#### What to produce
The answer must consist of every line from the entries that holds the word "background".

────────────────────────────────────────

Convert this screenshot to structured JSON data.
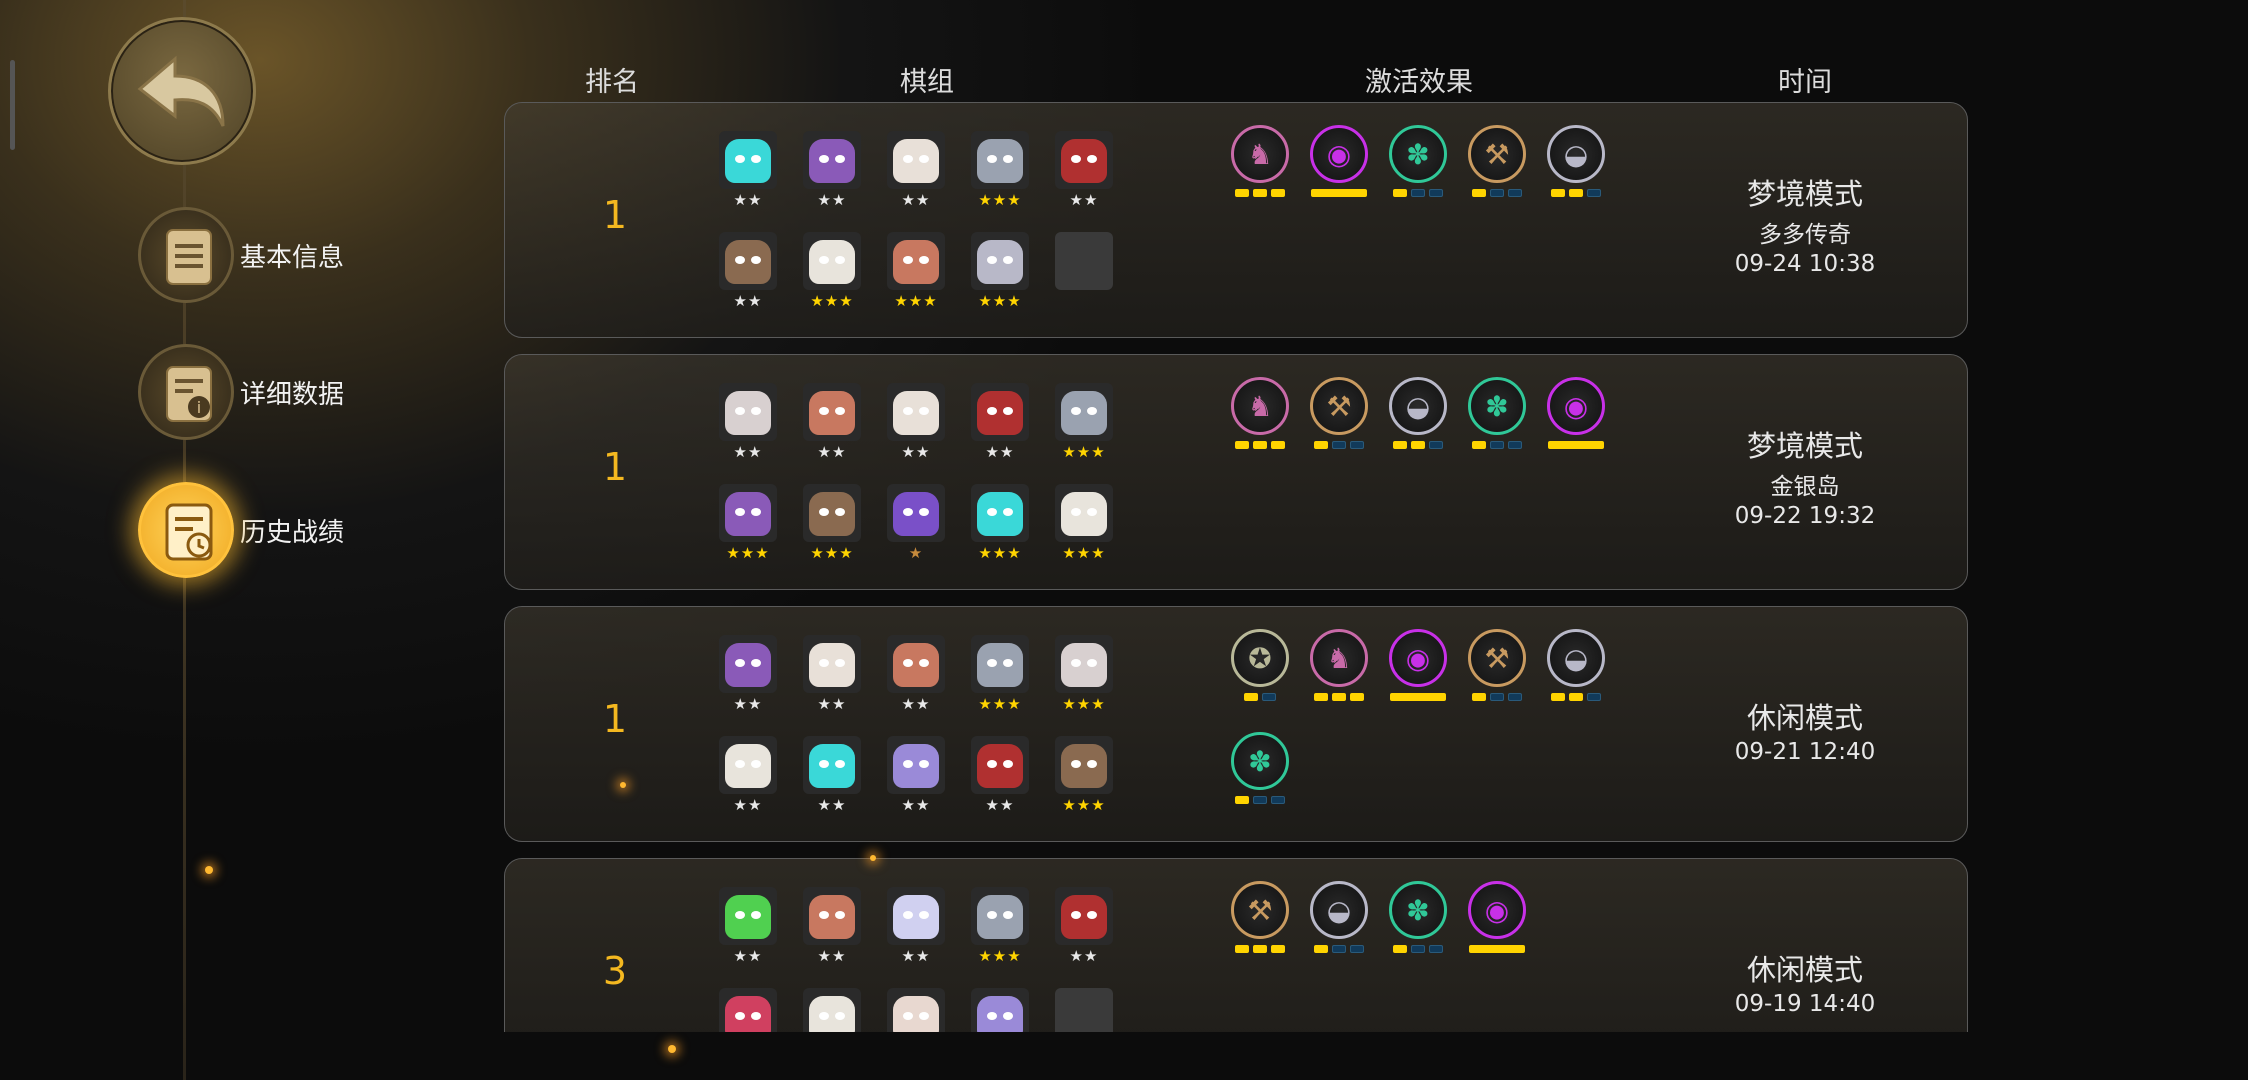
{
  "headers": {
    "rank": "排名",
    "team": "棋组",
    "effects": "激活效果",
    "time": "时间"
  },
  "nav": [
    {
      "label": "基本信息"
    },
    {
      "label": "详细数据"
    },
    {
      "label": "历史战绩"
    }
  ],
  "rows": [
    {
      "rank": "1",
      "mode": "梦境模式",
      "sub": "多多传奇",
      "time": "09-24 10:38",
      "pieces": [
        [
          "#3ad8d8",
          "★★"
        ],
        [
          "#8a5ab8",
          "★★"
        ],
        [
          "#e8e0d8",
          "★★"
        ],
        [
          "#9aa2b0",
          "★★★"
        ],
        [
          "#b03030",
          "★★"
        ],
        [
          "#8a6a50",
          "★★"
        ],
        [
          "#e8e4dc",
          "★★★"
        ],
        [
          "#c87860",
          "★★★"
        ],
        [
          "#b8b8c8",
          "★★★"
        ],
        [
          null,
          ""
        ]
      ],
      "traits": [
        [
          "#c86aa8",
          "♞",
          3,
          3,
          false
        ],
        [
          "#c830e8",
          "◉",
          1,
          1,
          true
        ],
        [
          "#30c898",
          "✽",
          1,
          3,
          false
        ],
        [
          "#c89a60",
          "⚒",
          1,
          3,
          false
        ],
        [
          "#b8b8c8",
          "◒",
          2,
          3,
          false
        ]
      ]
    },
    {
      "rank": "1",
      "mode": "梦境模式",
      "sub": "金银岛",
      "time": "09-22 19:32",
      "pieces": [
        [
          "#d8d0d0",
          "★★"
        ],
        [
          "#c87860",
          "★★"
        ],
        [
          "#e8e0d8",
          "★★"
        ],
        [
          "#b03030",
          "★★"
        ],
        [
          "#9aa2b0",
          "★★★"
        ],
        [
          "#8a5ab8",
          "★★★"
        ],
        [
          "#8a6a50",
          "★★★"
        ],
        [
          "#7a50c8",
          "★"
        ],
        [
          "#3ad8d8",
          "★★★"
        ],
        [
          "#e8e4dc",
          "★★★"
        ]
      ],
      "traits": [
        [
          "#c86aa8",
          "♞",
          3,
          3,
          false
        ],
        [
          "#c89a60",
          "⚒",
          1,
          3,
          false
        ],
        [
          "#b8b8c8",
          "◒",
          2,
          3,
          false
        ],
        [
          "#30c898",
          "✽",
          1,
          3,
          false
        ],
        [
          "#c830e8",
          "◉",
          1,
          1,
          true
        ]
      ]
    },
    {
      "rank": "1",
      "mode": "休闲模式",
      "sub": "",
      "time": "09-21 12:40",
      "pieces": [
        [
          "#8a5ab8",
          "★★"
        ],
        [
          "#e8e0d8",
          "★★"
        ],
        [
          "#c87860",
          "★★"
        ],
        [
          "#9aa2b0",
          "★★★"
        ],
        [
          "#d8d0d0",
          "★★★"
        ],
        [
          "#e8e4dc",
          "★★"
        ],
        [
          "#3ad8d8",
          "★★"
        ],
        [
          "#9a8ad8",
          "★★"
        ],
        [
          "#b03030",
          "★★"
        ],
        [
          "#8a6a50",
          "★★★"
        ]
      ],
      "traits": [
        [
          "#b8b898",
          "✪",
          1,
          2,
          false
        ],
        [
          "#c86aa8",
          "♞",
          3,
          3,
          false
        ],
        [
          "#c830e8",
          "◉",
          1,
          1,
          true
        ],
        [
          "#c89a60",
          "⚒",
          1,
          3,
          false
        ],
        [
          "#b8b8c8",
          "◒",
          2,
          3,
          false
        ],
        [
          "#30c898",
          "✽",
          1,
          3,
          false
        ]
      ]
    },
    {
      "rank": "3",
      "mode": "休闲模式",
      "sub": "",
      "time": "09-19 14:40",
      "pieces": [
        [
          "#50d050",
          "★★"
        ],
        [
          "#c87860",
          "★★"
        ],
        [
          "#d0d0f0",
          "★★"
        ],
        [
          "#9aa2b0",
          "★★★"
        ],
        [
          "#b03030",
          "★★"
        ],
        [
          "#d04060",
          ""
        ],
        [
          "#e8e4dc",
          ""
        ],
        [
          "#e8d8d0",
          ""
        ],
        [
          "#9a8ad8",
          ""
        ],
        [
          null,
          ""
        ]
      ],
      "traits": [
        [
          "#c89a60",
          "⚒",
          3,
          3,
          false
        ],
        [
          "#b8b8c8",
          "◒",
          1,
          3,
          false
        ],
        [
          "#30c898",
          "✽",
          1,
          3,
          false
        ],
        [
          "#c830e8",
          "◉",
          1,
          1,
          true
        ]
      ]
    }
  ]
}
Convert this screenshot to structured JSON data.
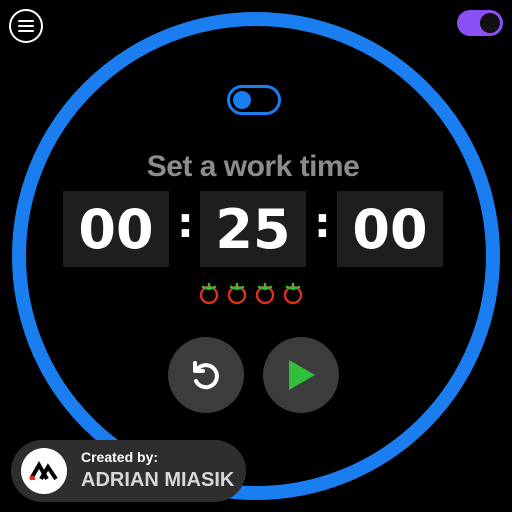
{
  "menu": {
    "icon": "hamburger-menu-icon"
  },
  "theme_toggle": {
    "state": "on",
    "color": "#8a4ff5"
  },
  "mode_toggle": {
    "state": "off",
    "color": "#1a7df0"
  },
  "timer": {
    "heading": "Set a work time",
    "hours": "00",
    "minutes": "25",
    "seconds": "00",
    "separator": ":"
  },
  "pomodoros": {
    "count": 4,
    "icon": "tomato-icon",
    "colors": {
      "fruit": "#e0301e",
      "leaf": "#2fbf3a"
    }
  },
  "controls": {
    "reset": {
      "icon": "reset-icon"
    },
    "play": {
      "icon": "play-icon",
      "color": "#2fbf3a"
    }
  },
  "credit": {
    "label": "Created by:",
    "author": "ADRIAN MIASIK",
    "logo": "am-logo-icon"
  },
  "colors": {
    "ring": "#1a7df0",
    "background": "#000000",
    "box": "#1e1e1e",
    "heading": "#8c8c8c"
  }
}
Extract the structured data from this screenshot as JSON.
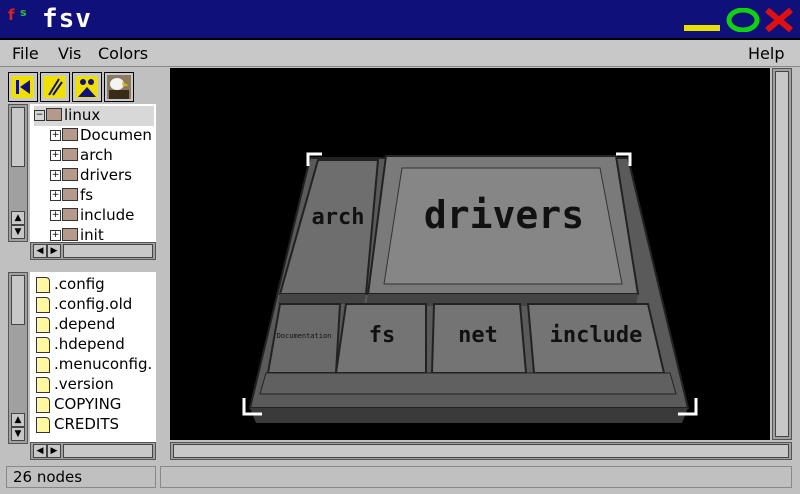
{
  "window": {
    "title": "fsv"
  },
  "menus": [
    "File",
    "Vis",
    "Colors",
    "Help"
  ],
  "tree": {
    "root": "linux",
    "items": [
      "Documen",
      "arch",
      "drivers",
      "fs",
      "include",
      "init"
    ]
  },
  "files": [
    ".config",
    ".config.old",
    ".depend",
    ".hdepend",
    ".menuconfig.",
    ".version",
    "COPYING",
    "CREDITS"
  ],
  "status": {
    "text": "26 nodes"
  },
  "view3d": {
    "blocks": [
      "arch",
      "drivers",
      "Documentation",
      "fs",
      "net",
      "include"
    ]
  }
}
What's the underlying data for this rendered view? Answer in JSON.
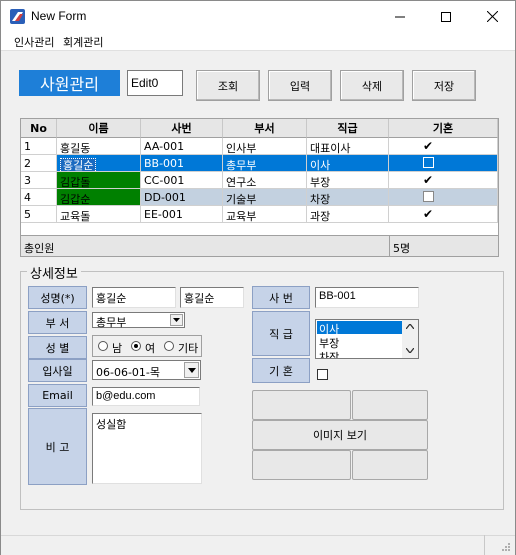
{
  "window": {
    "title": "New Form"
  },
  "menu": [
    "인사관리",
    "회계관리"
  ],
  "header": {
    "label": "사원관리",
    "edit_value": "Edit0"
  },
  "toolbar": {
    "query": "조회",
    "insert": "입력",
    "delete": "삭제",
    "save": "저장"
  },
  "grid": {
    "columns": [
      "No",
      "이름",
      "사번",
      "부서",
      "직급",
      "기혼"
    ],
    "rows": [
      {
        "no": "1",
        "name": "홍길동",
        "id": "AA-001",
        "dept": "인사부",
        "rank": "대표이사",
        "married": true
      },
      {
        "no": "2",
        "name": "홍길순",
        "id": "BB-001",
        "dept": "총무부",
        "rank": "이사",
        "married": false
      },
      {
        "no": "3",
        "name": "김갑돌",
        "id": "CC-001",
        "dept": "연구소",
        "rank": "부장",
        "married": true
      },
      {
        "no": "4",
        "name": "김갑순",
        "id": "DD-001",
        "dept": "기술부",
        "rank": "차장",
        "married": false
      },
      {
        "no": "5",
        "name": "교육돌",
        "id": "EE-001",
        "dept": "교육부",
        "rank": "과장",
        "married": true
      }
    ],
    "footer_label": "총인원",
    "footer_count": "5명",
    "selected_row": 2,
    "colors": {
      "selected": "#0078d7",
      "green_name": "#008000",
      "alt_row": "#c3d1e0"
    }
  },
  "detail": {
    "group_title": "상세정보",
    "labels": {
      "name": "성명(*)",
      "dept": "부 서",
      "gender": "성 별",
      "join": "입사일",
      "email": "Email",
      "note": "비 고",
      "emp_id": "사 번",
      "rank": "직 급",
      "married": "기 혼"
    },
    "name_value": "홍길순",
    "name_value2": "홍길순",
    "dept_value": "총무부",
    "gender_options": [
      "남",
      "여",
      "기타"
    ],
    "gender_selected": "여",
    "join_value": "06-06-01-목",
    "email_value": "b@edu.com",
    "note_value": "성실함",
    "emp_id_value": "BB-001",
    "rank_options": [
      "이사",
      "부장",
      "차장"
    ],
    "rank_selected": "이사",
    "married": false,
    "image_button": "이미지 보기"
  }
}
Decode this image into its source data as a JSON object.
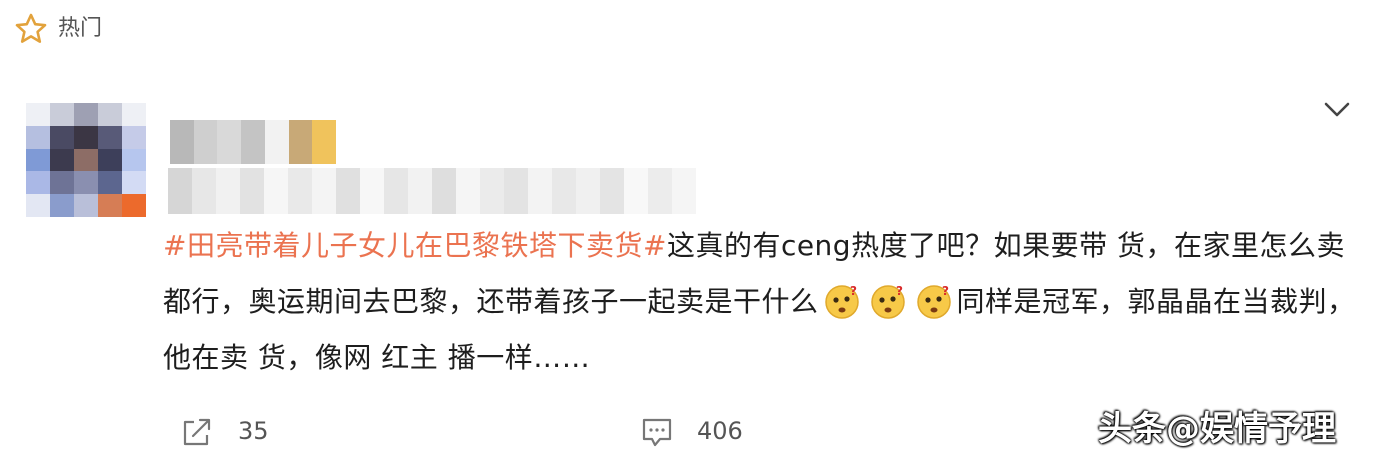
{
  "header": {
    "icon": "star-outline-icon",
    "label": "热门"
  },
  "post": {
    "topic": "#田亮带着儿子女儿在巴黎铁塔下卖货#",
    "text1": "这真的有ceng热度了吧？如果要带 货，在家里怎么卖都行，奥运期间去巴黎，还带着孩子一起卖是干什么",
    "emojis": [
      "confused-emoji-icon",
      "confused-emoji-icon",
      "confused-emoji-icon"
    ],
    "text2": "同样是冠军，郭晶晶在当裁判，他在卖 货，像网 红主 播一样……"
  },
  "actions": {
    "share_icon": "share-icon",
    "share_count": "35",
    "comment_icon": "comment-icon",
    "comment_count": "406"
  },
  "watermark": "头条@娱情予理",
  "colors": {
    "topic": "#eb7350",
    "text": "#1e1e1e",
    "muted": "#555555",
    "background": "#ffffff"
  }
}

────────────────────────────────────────

#### Solution to the problem
    "background": "#000000",
    "background": "#ffffff"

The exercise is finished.